Comcast Profit Jumps; To Resume Dividends, Buyback
Comcastsaid it would resume annual dividend payments and set a 2009 target to complete its $7 billion stock buyback program, addressing investors' demands to boost its beleaguered share price.
Shares of the top U.S. cable operator rose nearly 8 percent Thursday after it also reported a 54 percent rise in fourth-quarter profit and an increase in digital video, broadband Internet and phone subscribers.
"Investors were desperate for a sign that this company is ready to return cash to shareholders," Bernstein Research analyst Craig Moffett said. "They got that in spades today."
By putting a defined timeline on the buyback and repurchasing $1.25 billion in the fourth quarter, Moffett said, the company clearly signaled its confidence in future cash flow prospects.
Comcast set its annual dividend at 25 cents per share, totaling about $750 million, and will pay a quarterly installment on April 30. The company, whose last dividend payment was in March 1999, told analysts on a conference call that the payout would rise over time.

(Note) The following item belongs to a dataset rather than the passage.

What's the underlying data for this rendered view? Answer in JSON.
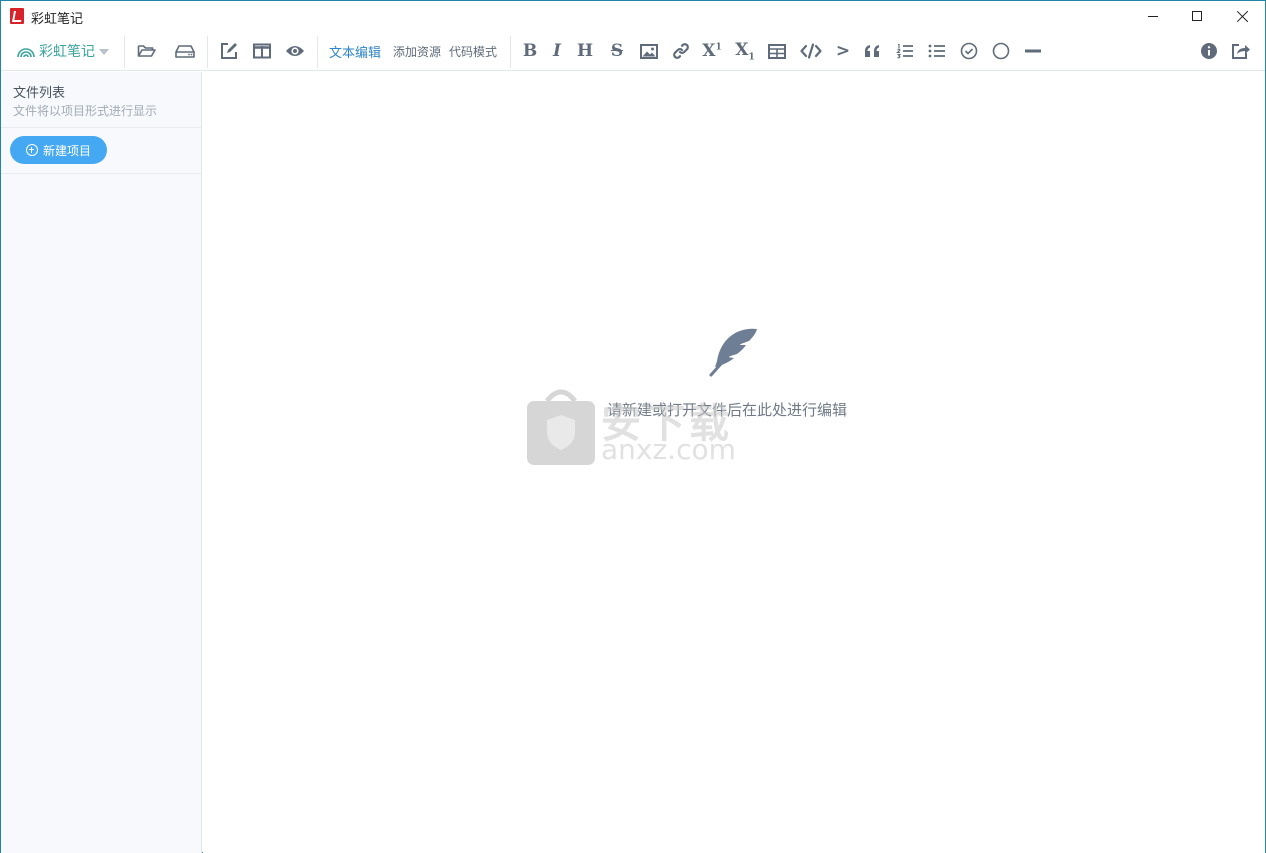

At Wednesday's close, shares of Comcast had lost 39 percent of their value from a high set last July, as subscriber growth slowed due to a weaker U.S. economy and increased competition from phone and satellite companies.
That's why in January, investment advisory firm Chieftain Capital, which held about 2 percent of Comcast shares, wrote to the board calling for the ouster of Chief Executive Brian Roberts and for dividends to resume.
Chieftain Capital's Glenn Greenberg was not immediately available for comment.
Faced with criticism from shareholders demanding better returns, Comcast ramped up its share buyback in the fourth quarter to $1.25 billion, compared with about $447 million a year earlier.
Outlook Seen Conservative
Net income for the quarter rose to $602 million, or 20 cents per share, from $390 million, or 13 cents per share, a year earlier. The results were 2 cents per share higher than the analysts' average forecast, according to Reuters Estimates.
Operating cash flow, the change in the company's net cash position, rose 19 percent to $3.08 billion.
Revenue increased 14 percent to $8.01 billion, compared with analysts' estimates of $7.94 billion.
Goldman Sachs called the results "mediocre," as the company attracted fewer new customers, but generated strong growth in free cash flow, the amount of money left after all expenses and capital expenditures.
Comcast said it had lost 94,000 basic video subscribers, while adding 523,000 for digital video, 331,000 for broadband and a net 475,000 for phone service.
The company said it expected full-year 2008 consolidated revenue and operating cash flow growth of 8 percent to 10 percent, with consolidated capital expenditures falling to 18 percent of revenue.
Consolidated free cash flow growth is expected to rise at least 20 percent above 2007's $2.3 billion.
Analysts said the outlook was conservative. Goldman Sachs analyst Ingrid Chung estimated Comcast would be paying out some 30 percent of its 2008 free cash flow to shareholders.
No Interest in Yahoo, CEO Says
CEO Roberts responded to market rumors by saying the company would not enter a bidding war with Microsoft for Yahoo. Nor is Comcast interested in Sprint Nextelor other major acquisitions.
"We are committed to remaining disciplined," Roberts told analysts on a conference call. "To be clear, we are not spending any time on any of the large transformative acquisitions that have been speculated about like Yahoo or Sprint."
Microsoft offered to buy Yahoo for an estimated $42.1 billion, stoking speculation that other companies would submit rival bids.
Comcast shares were up $1.36, or 7.6 percent, at $19.17 in morning Nasdaq trade. In comparison, Time Warner Cable rose 3.9 percent to $25.50 on the New York Stock Exchange.
On Wednesday, Comcast founder Ralph Roberts relinquished his salary of about $1.85 million for 2007. He is currently an advisor to his son, CEO Brian Roberts.